[Records from a dataset]
>>>>>
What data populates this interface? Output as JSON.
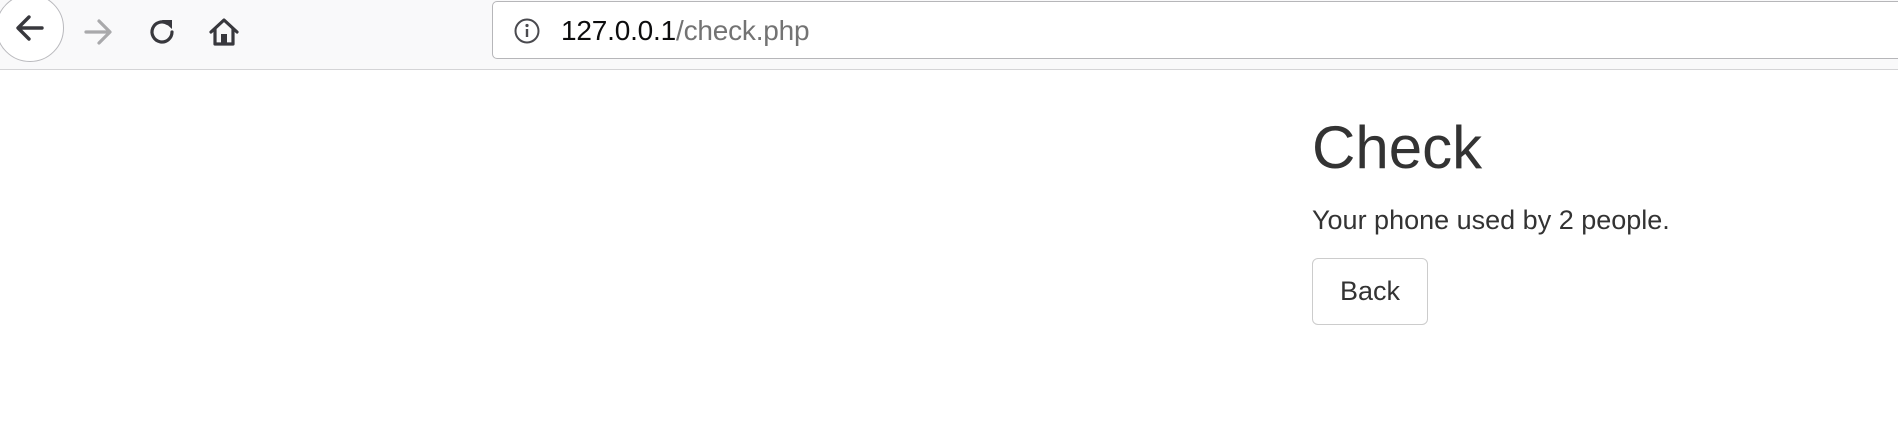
{
  "browser": {
    "url": {
      "host": "127.0.0.1",
      "path": "/check.php"
    },
    "icons": {
      "back": "back-arrow-icon",
      "forward": "forward-arrow-icon",
      "reload": "reload-icon",
      "home": "home-icon",
      "site_info": "info-icon"
    }
  },
  "page": {
    "title": "Check",
    "message": "Your phone used by 2 people.",
    "back_button_label": "Back"
  },
  "colors": {
    "text": "#333333",
    "url_path": "#737373",
    "toolbar_bg": "#f9f9fa"
  }
}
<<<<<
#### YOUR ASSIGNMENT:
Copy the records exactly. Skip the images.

#### SOLUTION:
What data populates this interface? Output as JSON.
{
  "browser": {
    "url": {
      "host": "127.0.0.1",
      "path": "/check.php"
    },
    "icons": {
      "back": "back-arrow-icon",
      "forward": "forward-arrow-icon",
      "reload": "reload-icon",
      "home": "home-icon",
      "site_info": "info-icon"
    }
  },
  "page": {
    "title": "Check",
    "message": "Your phone used by 2 people.",
    "back_button_label": "Back"
  },
  "colors": {
    "text": "#333333",
    "url_path": "#737373",
    "toolbar_bg": "#f9f9fa"
  }
}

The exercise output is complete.